Joe Biden immediately began to escalate tensions with Beijing over Taiwan, calling for the island’s de facto ambassador to the United States to install the new president for the first time since 1979. Since then, military activities near the island, which China claims, have increased on both sides.
China rejects any form of official contact between the United States and Taiwan, and urges Washington to prevent the situation from escalating. Foreign Ministry spokesman Zhao Legian said.
Beijing demands the United States “not to tamper with fire on the Taiwan issue, immediately stop any form of official communication, handle the issue cautiously and appropriately and not send wrong signals to the independence forces in Taiwan, as well.” Zhao told reporters Tuesday in Beijing “not to influence” Sino-U.S. Relations, peace and stability across the Taiwan Straits, should be sabotaged, “he said.
The spokesman added that China has submitted an official complaint to the United States over similar activities.
Zhao’s comments come on the heels of Friday’s decision by the State Department to expand “informal contacts with Taiwan, including through new guidelines that allow US officials to meet more freely and openly with their Taiwanese counterparts in the United States.” De facto Taiwan and Taipei overseas.
The growing diplomatic row between Beijing and Washington over Taiwan has been accompanied by escalating military tensions, as the Taiwanese defense forces have reported an increase in Chinese military aircraft flights through the Air Defense Designation Zone (ADIZ). Beijing does not recognize the ADIZ area and considers the island an integral part of its territory. The Pentagon accused China of plotting to invade Taiwan, and the US Navy sent missile destroyers and other warships across the Taiwan Strait to send a “message” to China that the US military would continue to fly, sail and operate wherever it was permitted. “
The last two US administrations have departed from their predecessors’ “one-time China policy”, according to which the United States formally recognizes one government for all of China. Last month, Foreign Minister Anthony Blinken described Taiwan as a “country,” breaking an old taboo that led Chinese media to accuse it of “blatantly violating” the one-China principle and the three China Statements. – The United States of America, which established relations between the two countries, and offended the “feelings of the Chinese people.”
The United States recognized the People’s Republic of China as the only Chinese country in 1979, during the resumption of relations between Beijing and Washington that began under President Richard Nixon at the beginning of the decade in question. Before that, between 1949 and 1979, Taiwan, which formally identifies itself as the Republic of China, was recognized by the United States as the only Chinese country.

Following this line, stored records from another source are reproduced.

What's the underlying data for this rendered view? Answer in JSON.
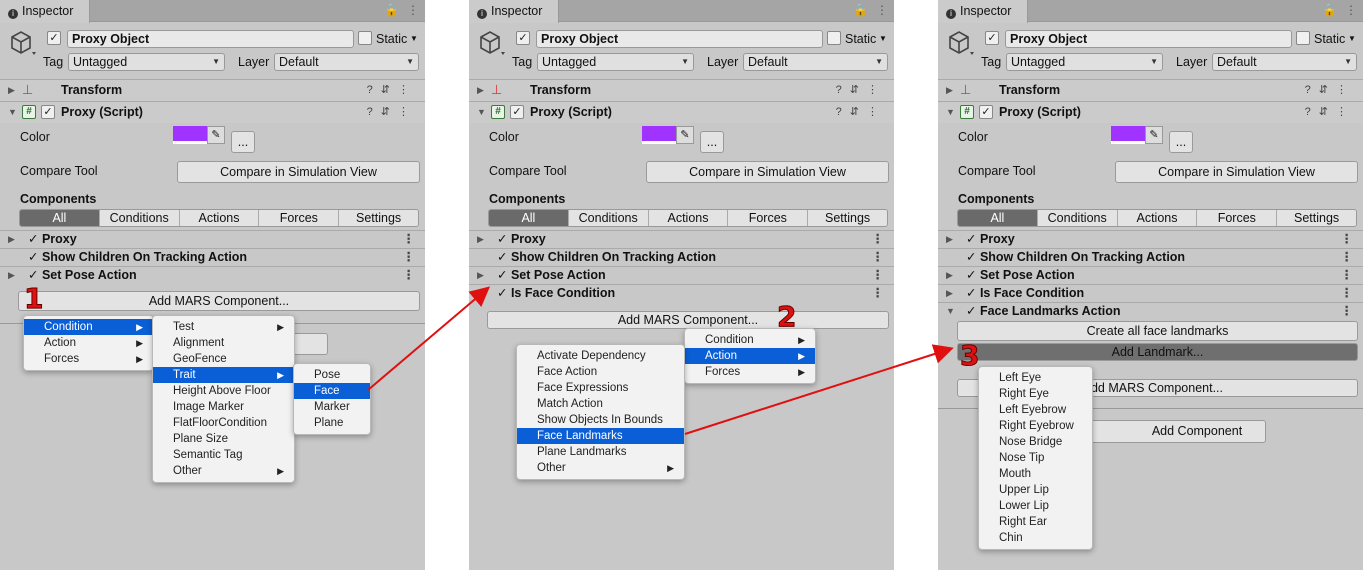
{
  "tab_title": "Inspector",
  "object_name": "Proxy Object",
  "static_label": "Static",
  "tag_label": "Tag",
  "tag_value": "Untagged",
  "layer_label": "Layer",
  "layer_value": "Default",
  "transform_label": "Transform",
  "script_label": "Proxy (Script)",
  "color_label": "Color",
  "color_value": "#a033ff",
  "ellipsis_btn": "...",
  "compare_label": "Compare Tool",
  "compare_btn": "Compare in Simulation View",
  "components_label": "Components",
  "filters": [
    "All",
    "Conditions",
    "Actions",
    "Forces",
    "Settings"
  ],
  "add_mars": "Add MARS Component...",
  "add_component": "Add Component",
  "panel1": {
    "comps": [
      "Proxy",
      "Show Children On Tracking Action",
      "Set Pose Action"
    ],
    "step": "1",
    "menu1": [
      "Condition",
      "Action",
      "Forces"
    ],
    "menu2": [
      "Test",
      "Alignment",
      "GeoFence",
      "Trait",
      "Height Above Floor",
      "Image Marker",
      "FlatFloorCondition",
      "Plane Size",
      "Semantic Tag",
      "Other"
    ],
    "menu3": [
      "Pose",
      "Face",
      "Marker",
      "Plane"
    ]
  },
  "panel2": {
    "comps": [
      "Proxy",
      "Show Children On Tracking Action",
      "Set Pose Action",
      "Is Face Condition"
    ],
    "step": "2",
    "menu1": [
      "Condition",
      "Action",
      "Forces"
    ],
    "menu2": [
      "Activate Dependency",
      "Face Action",
      "Face Expressions",
      "Match Action",
      "Show Objects In Bounds",
      "Face Landmarks",
      "Plane Landmarks",
      "Other"
    ]
  },
  "panel3": {
    "comps": [
      "Proxy",
      "Show Children On Tracking Action",
      "Set Pose Action",
      "Is Face Condition",
      "Face Landmarks Action"
    ],
    "step": "3",
    "create_btn": "Create all face landmarks",
    "add_landmark": "Add Landmark...",
    "menu": [
      "Left Eye",
      "Right Eye",
      "Left Eyebrow",
      "Right Eyebrow",
      "Nose Bridge",
      "Nose Tip",
      "Mouth",
      "Upper Lip",
      "Lower Lip",
      "Right Ear",
      "Chin"
    ]
  },
  "colors": {
    "panel": "#c8c8c8",
    "selection": "#0a5fd6",
    "arrow": "#e01010"
  }
}
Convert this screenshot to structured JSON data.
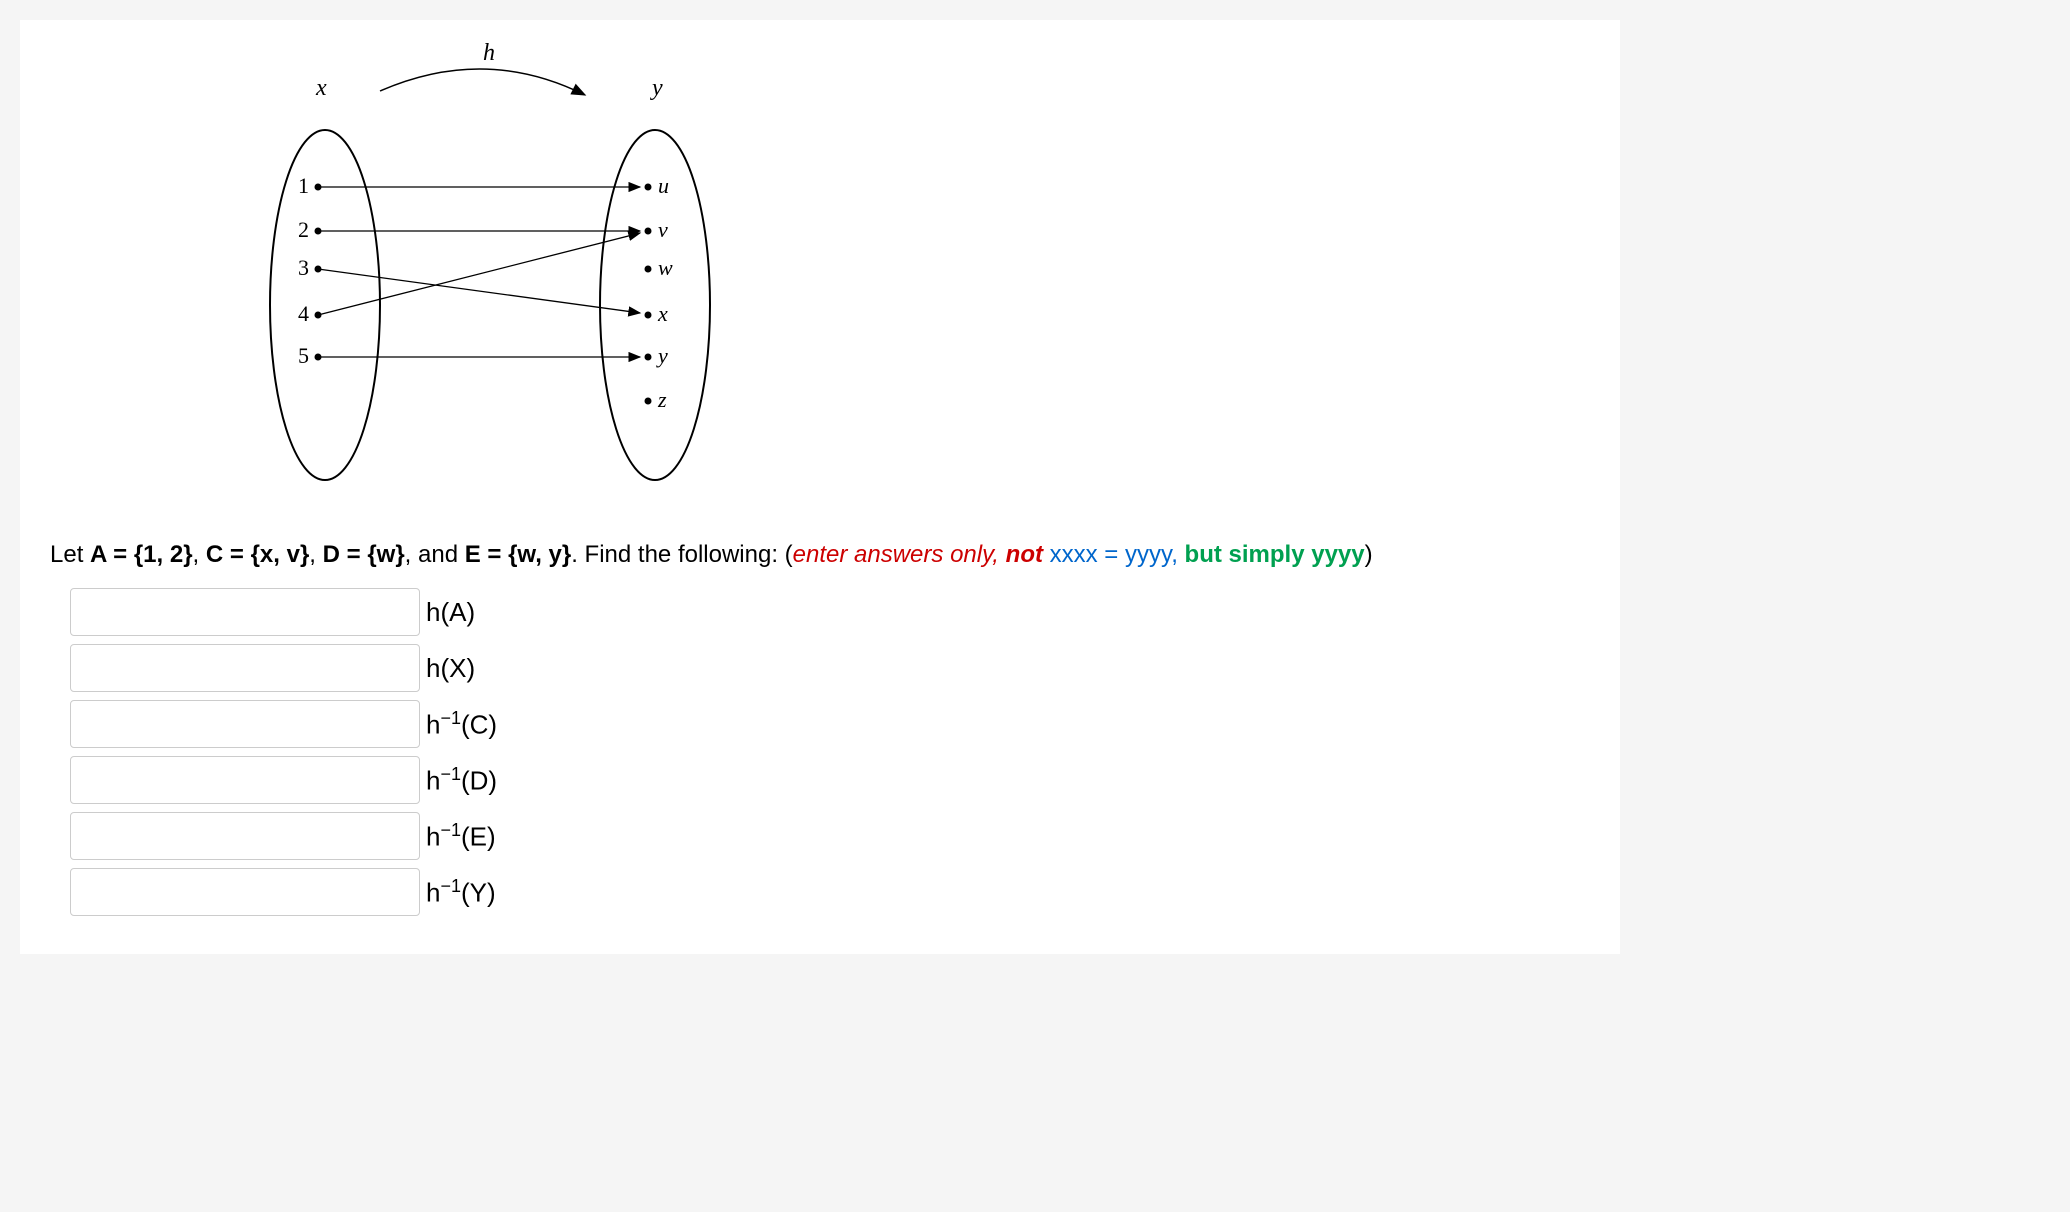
{
  "diagram": {
    "function_label": "h",
    "domain_label": "x",
    "codomain_label": "y",
    "domain_elements": [
      "1",
      "2",
      "3",
      "4",
      "5"
    ],
    "codomain_elements": [
      "u",
      "v",
      "w",
      "x",
      "y",
      "z"
    ],
    "mappings": [
      {
        "from": "1",
        "to": "u"
      },
      {
        "from": "2",
        "to": "v"
      },
      {
        "from": "3",
        "to": "x"
      },
      {
        "from": "4",
        "to": "v"
      },
      {
        "from": "5",
        "to": "y"
      }
    ]
  },
  "question": {
    "lead": "Let  ",
    "set_A": "A = {1, 2}",
    "sep1": ",   ",
    "set_C": "C = {x, v}",
    "sep2": ",   ",
    "set_D": "D = {w}",
    "sep3": ",  and  ",
    "set_E": "E = {w, y}",
    "trail": ". Find the following: (",
    "hint1": "enter answers only, ",
    "hint_not": "not",
    "hint2_blue": " xxxx = yyyy, ",
    "hint3_green": "but simply yyyy",
    "close": ")"
  },
  "answers": [
    {
      "label": "h(A)"
    },
    {
      "label": "h(X)"
    },
    {
      "label_html": "h<sup>−1</sup>(C)"
    },
    {
      "label_html": "h<sup>−1</sup>(D)"
    },
    {
      "label_html": "h<sup>−1</sup>(E)"
    },
    {
      "label_html": "h<sup>−1</sup>(Y)"
    }
  ]
}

The split between mainland China and Taiwan occurred in the aftermath of the Chinese Civil War, with Chiang Kai-shek leading nationalist forces to flee to the island after suffering defeat at the hands of Maoist Communists. Since then, the two sides have claimed to be the only true China, with each filing territorial claims against the other. In addition to mainland China, Taipei also claims Mongolia, parts of Russia, Tajikistan, Pakistan, Afghanistan, Japan, India, Bhutan, and Burma are its property.
China’s official policy provides for the peaceful unification of Taiwan with the mainland and has continued talks with the island authorities for this purpose for several decades. Beijing also warned against any attempt to strengthen the island’s independence and did not rule out the possibility of using force to restore it.